» Records to process
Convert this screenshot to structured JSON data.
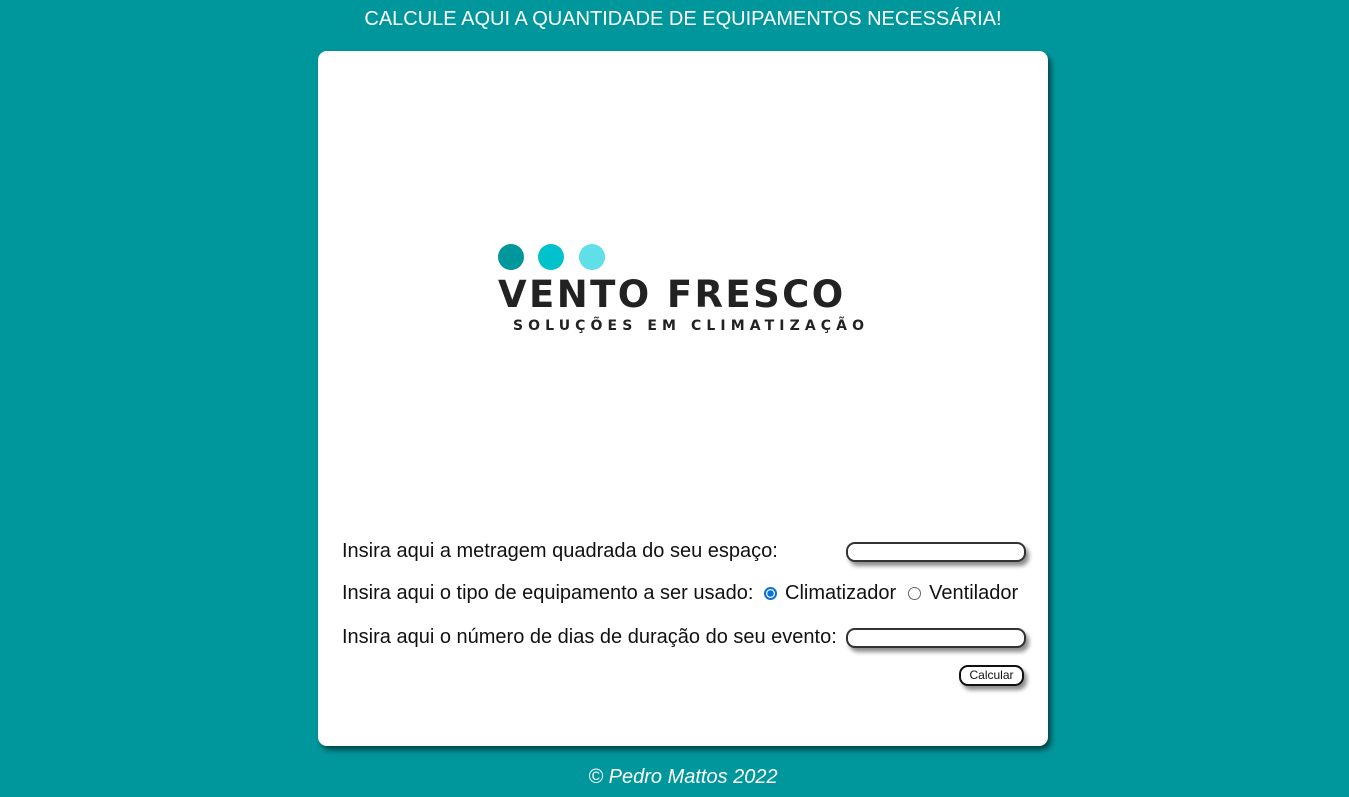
{
  "header": {
    "title": "CALCULE AQUI A QUANTIDADE DE EQUIPAMENTOS NECESSÁRIA!"
  },
  "logo": {
    "brand": "VENTO FRESCO",
    "tagline": "SOLUÇÕES EM CLIMATIZAÇÃO",
    "dot_colors": [
      "#00979c",
      "#00c2cc",
      "#5fe0e8"
    ]
  },
  "form": {
    "area_label": "Insira aqui a metragem quadrada do seu espaço:",
    "area_value": "",
    "equipment_label": "Insira aqui o tipo de equipamento a ser usado:",
    "equipment_options": [
      {
        "label": "Climatizador",
        "checked": true
      },
      {
        "label": "Ventilador",
        "checked": false
      }
    ],
    "days_label": "Insira aqui o número de dias de duração do seu evento:",
    "days_value": "",
    "submit_label": "Calcular"
  },
  "footer": {
    "text": "© Pedro Mattos 2022"
  },
  "colors": {
    "background": "#00979c",
    "card": "#ffffff",
    "radio_accent": "#0a6fd6"
  }
}
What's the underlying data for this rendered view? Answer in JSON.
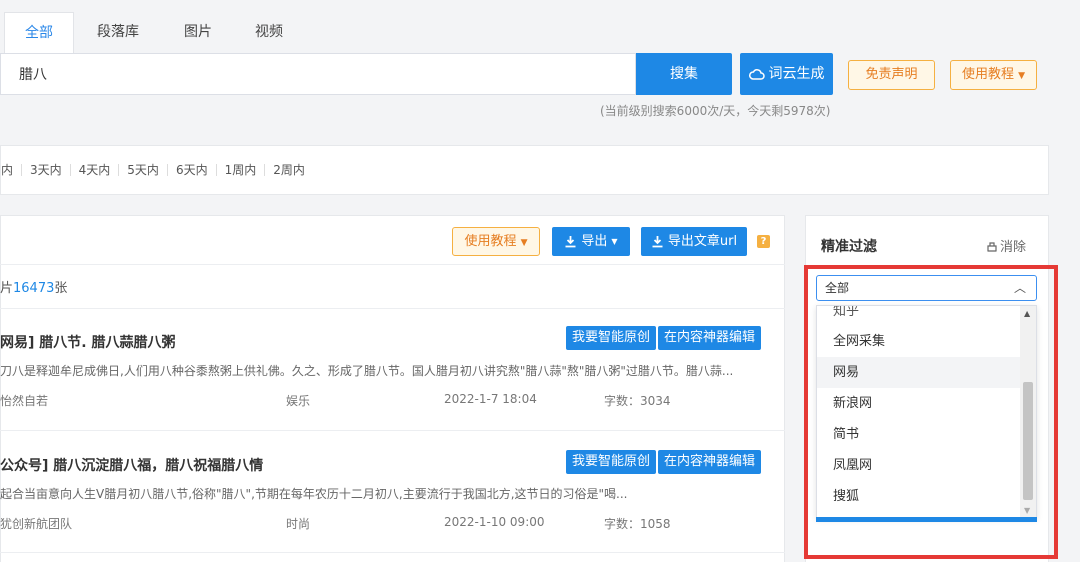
{
  "tabs": [
    {
      "label": "全部",
      "active": true
    },
    {
      "label": "段落库"
    },
    {
      "label": "图片"
    },
    {
      "label": "视频"
    }
  ],
  "search": {
    "value": "腊八",
    "button": "搜集",
    "wordcloud_button": "词云生成",
    "disclaimer_button": "免责声明",
    "tutorial_button": "使用教程",
    "quota_text": "(当前级别搜索6000次/天，今天剩5978次)"
  },
  "time_filters": [
    "内",
    "3天内",
    "4天内",
    "5天内",
    "6天内",
    "1周内",
    "2周内"
  ],
  "toolbar": {
    "tutorial": "使用教程",
    "export": "导出",
    "export_url": "导出文章url",
    "help": "?"
  },
  "result_count": {
    "prefix": "片",
    "number": "16473",
    "suffix": "张"
  },
  "results": [
    {
      "title": "网易] 腊八节. 腊八蒜腊八粥",
      "btn_original": "我要智能原创",
      "btn_edit": "在内容神器编辑",
      "desc": "刀八是释迦牟尼成佛日,人们用八种谷黍熬粥上供礼佛。久之、形成了腊八节。国人腊月初八讲究熬\"腊八蒜\"熬\"腊八粥\"过腊八节。腊八蒜...",
      "author": "怡然自若",
      "category": "娱乐",
      "date": "2022-1-7 18:04",
      "words": "字数：3034"
    },
    {
      "title": "公众号] 腊八沉淀腊八福，腊八祝福腊八情",
      "btn_original": "我要智能原创",
      "btn_edit": "在内容神器编辑",
      "desc": "起合当亩意向人生V腊月初八腊八节,俗称\"腊八\",节期在每年农历十二月初八,主要流行于我国北方,这节日的习俗是\"喝...",
      "author": "犹创新航团队",
      "category": "时尚",
      "date": "2022-1-10 09:00",
      "words": "字数：1058"
    }
  ],
  "filter": {
    "title": "精准过滤",
    "clear": "消除",
    "selected": "全部",
    "options": [
      "知乎",
      "全网采集",
      "网易",
      "新浪网",
      "简书",
      "凤凰网",
      "搜狐"
    ],
    "hovered_index": 2
  },
  "colors": {
    "accent": "#1e88e5",
    "orange": "#f5b041",
    "highlight": "#e53935"
  }
}
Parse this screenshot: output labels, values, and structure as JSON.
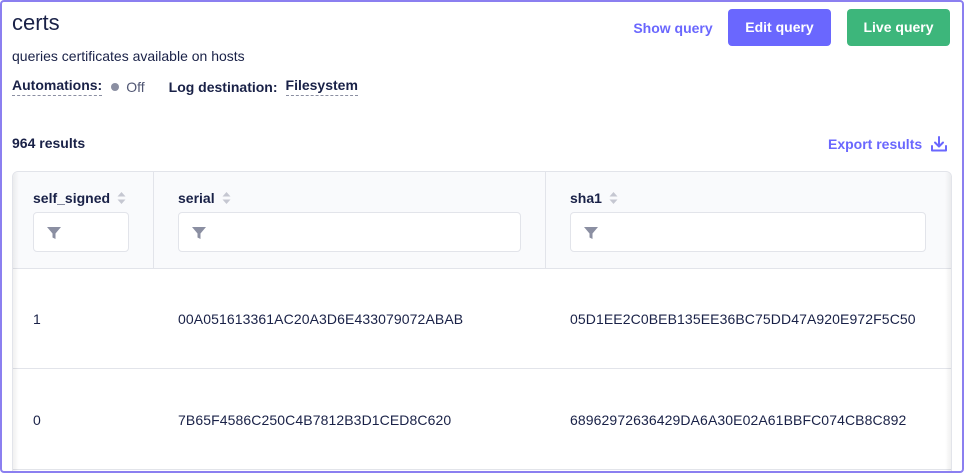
{
  "query": {
    "name": "certs",
    "description": "queries certificates available on hosts"
  },
  "meta": {
    "automations_label": "Automations:",
    "automations_status": "Off",
    "log_destination_label": "Log destination:",
    "log_destination_value": "Filesystem"
  },
  "actions": {
    "show_query": "Show query",
    "edit_query": "Edit query",
    "live_query": "Live query"
  },
  "results": {
    "count_text": "964 results",
    "export_label": "Export results"
  },
  "table": {
    "columns": [
      {
        "label": "self_signed"
      },
      {
        "label": "serial"
      },
      {
        "label": "sha1"
      }
    ],
    "rows": [
      [
        "1",
        "00A051613361AC20A3D6E433079072ABAB",
        "05D1EE2C0BEB135EE36BC75DD47A920E972F5C50"
      ],
      [
        "0",
        "7B65F4586C250C4B7812B3D1CED8C620",
        "68962972636429DA6A30E02A61BBFC074CB8C892"
      ]
    ]
  },
  "colors": {
    "accent": "#6a67fe",
    "live_button": "#3db67b",
    "frame_border": "#8b7ff0",
    "text": "#192147"
  },
  "icons": {
    "sort": "sort-arrows-icon",
    "filter": "filter-funnel-icon",
    "export": "download-icon",
    "status": "status-dot-icon"
  }
}
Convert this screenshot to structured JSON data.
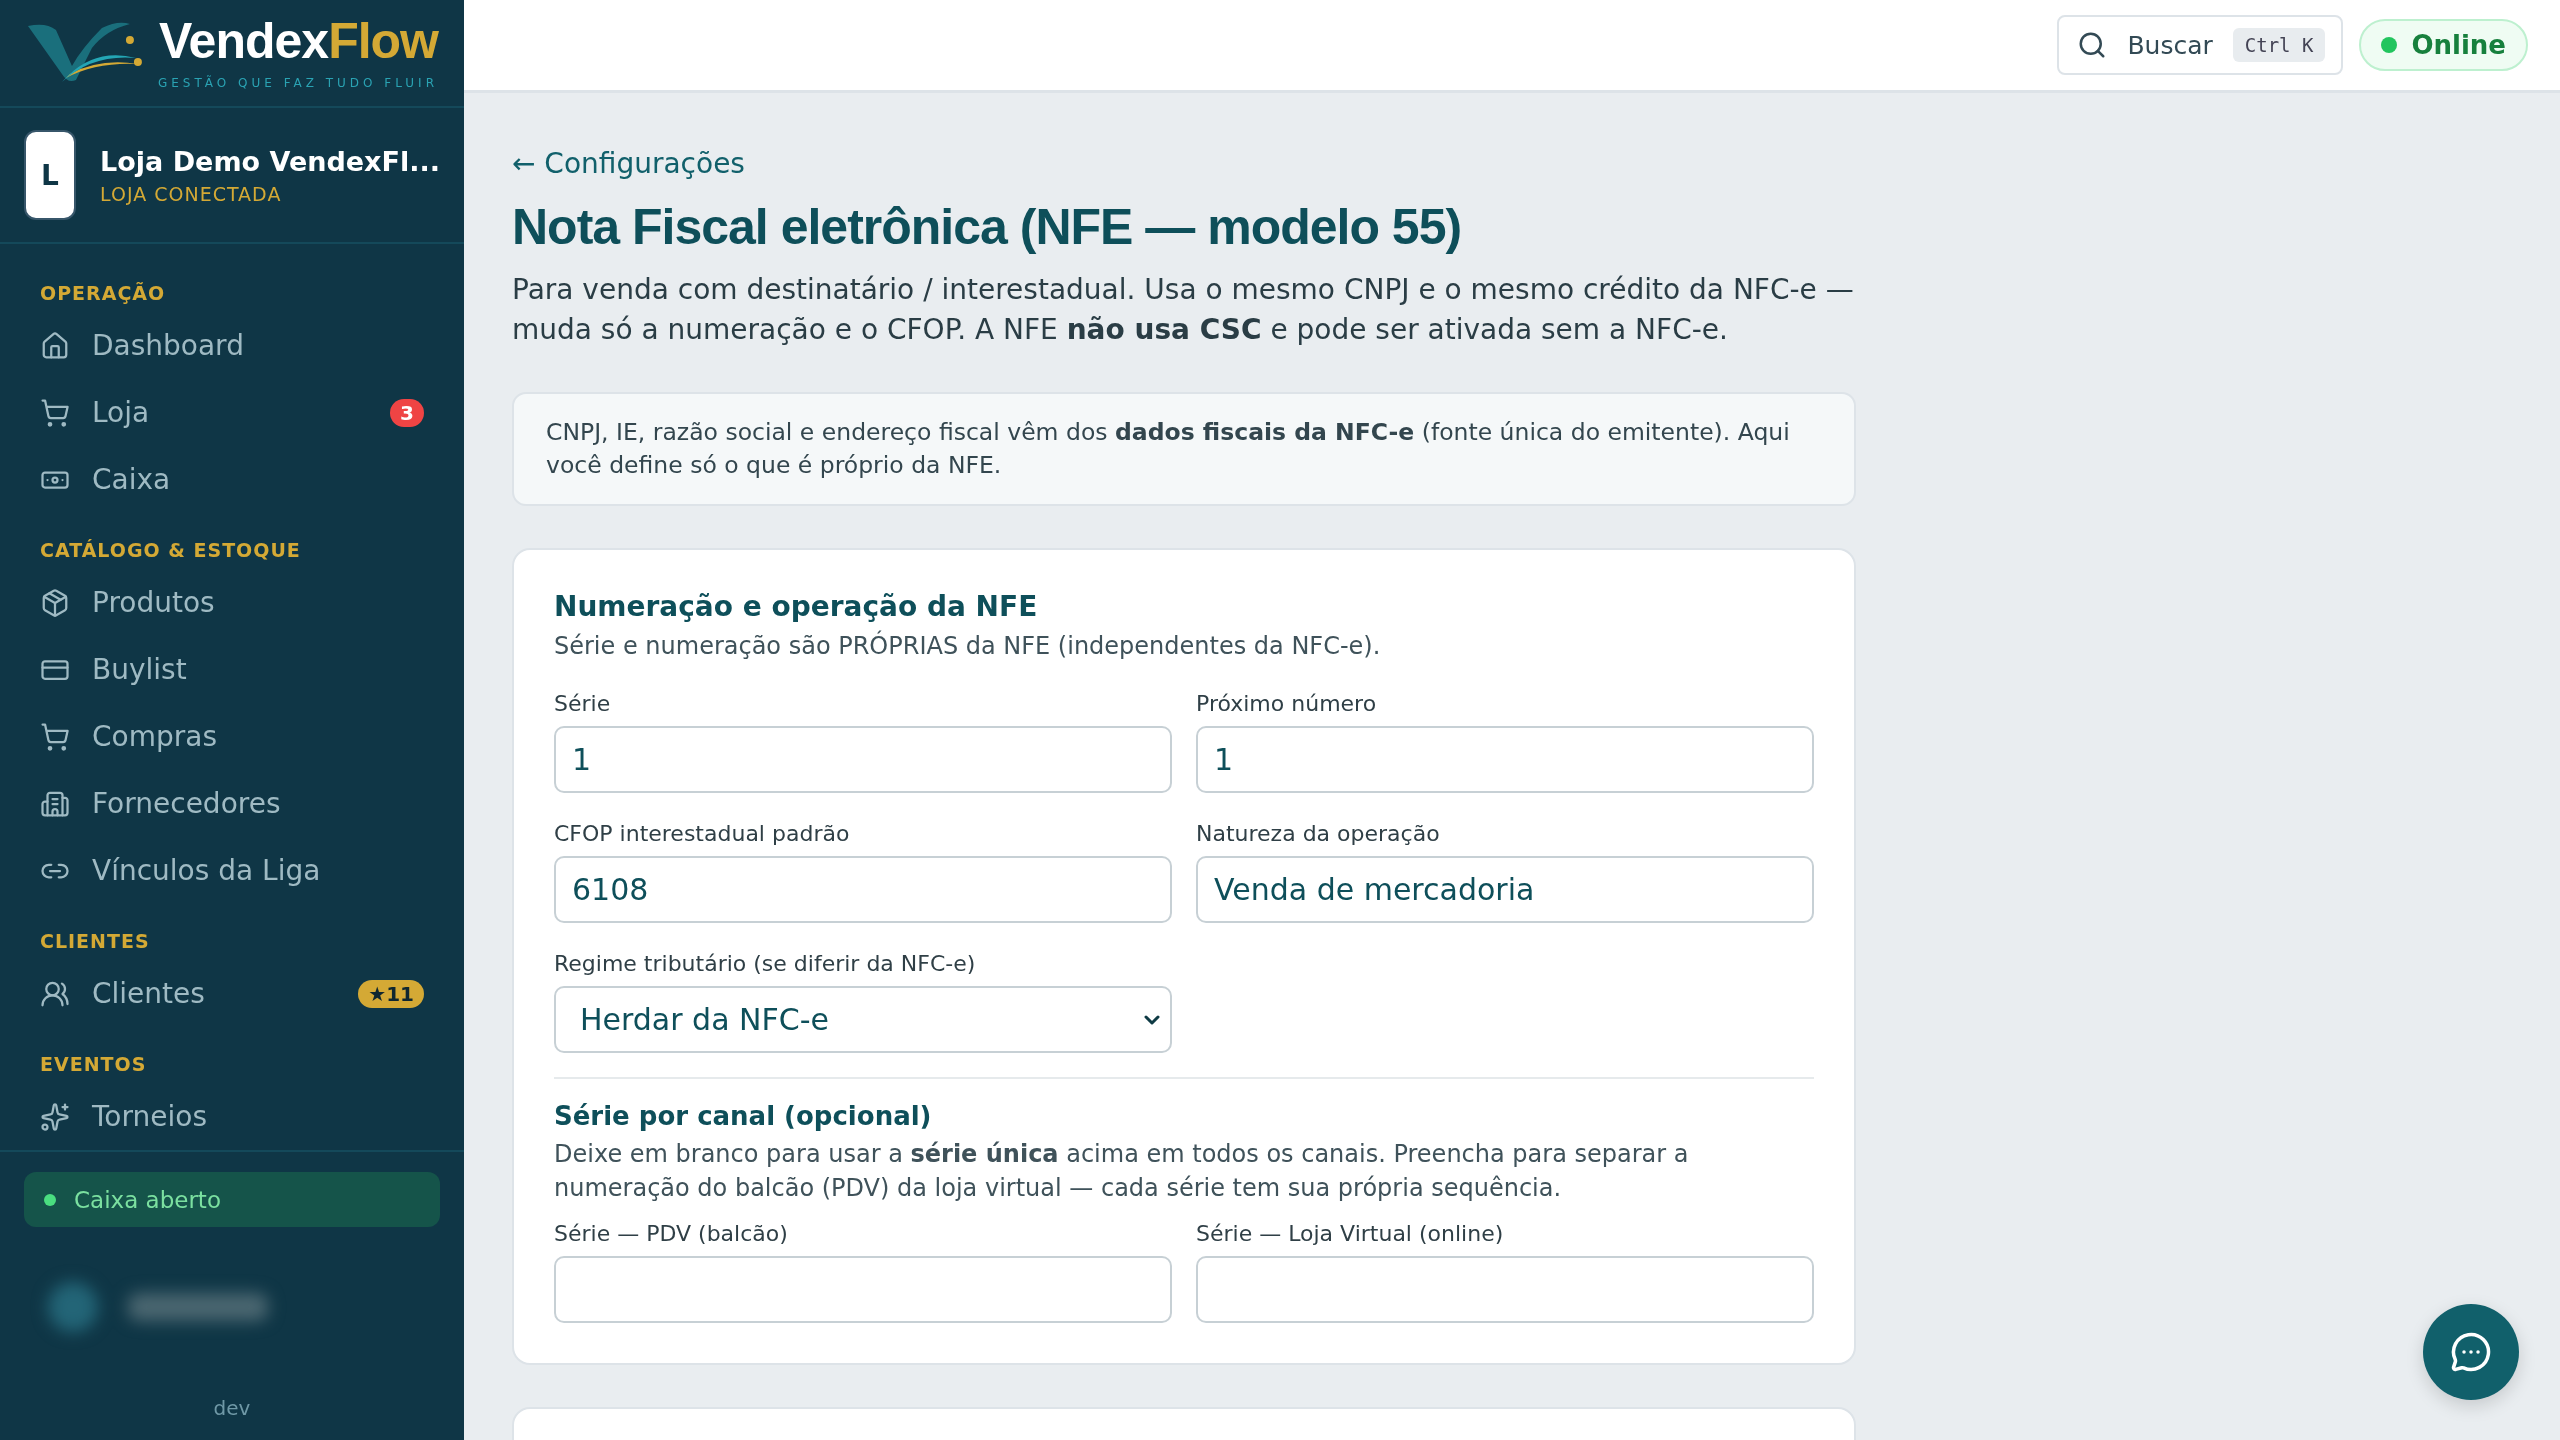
{
  "brand": {
    "name_part_1": "Vendex",
    "name_part_2": "Flow",
    "tagline": "GESTÃO QUE FAZ TUDO FLUIR"
  },
  "store": {
    "initial": "L",
    "name": "Loja Demo VendexFl...",
    "status": "LOJA CONECTADA"
  },
  "sidebar": {
    "sections": [
      {
        "title": "OPERAÇÃO",
        "items": [
          {
            "label": "Dashboard"
          },
          {
            "label": "Loja",
            "badge": {
              "text": "3",
              "kind": "count"
            }
          },
          {
            "label": "Caixa"
          }
        ]
      },
      {
        "title": "CATÁLOGO & ESTOQUE",
        "items": [
          {
            "label": "Produtos"
          },
          {
            "label": "Buylist"
          },
          {
            "label": "Compras"
          },
          {
            "label": "Fornecedores"
          },
          {
            "label": "Vínculos da Liga"
          }
        ]
      },
      {
        "title": "CLIENTES",
        "items": [
          {
            "label": "Clientes",
            "badge": {
              "text": "★11",
              "kind": "star"
            }
          }
        ]
      },
      {
        "title": "EVENTOS",
        "items": [
          {
            "label": "Torneios"
          }
        ]
      }
    ],
    "register_status": {
      "label": "Caixa aberto",
      "open": true
    },
    "footer": "dev"
  },
  "topbar": {
    "search": {
      "label": "Buscar",
      "shortcut": "Ctrl K"
    },
    "connection": {
      "label": "Online",
      "online": true
    }
  },
  "page": {
    "back_link": "← Configurações",
    "title": "Nota Fiscal eletrônica (NFE — modelo 55)",
    "description": "Para venda com destinatário / interestadual. Usa o mesmo CNPJ e o mesmo crédito da NFC-e — muda só a numeração e o CFOP. A NFE **não usa CSC** e pode ser ativada sem a NFC-e.",
    "info": "CNPJ, IE, razão social e endereço fiscal vêm dos **dados fiscais da NFC-e** (fonte única do emitente). Aqui você define só o que é próprio da NFE."
  },
  "card": {
    "title": "Numeração e operação da NFE",
    "subtitle": "Série e numeração são PRÓPRIAS da NFE (independentes da NFC-e).",
    "fields": [
      {
        "kind": "input",
        "label": "Série",
        "value": "1"
      },
      {
        "kind": "input",
        "label": "Próximo número",
        "value": "1"
      },
      {
        "kind": "input",
        "label": "CFOP interestadual padrão",
        "value": "6108"
      },
      {
        "kind": "input",
        "label": "Natureza da operação",
        "value": "Venda de mercadoria"
      },
      {
        "kind": "select",
        "label": "Regime tributário (se diferir da NFC-e)",
        "value": "Herdar da NFC-e"
      }
    ],
    "channel_section": {
      "title": "Série por canal (opcional)",
      "description": "Deixe em branco para usar a **série única** acima em todos os canais. Preencha para separar a numeração do balcão (PDV) da loja virtual — cada série tem sua própria sequência.",
      "fields": [
        {
          "kind": "input",
          "label": "Série — PDV (balcão)"
        },
        {
          "kind": "input",
          "label": "Série — Loja Virtual (online)"
        }
      ]
    }
  }
}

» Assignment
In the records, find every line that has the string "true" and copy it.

» Expected answer
        "checked": true
      "active": true
      "open": true
      "online": true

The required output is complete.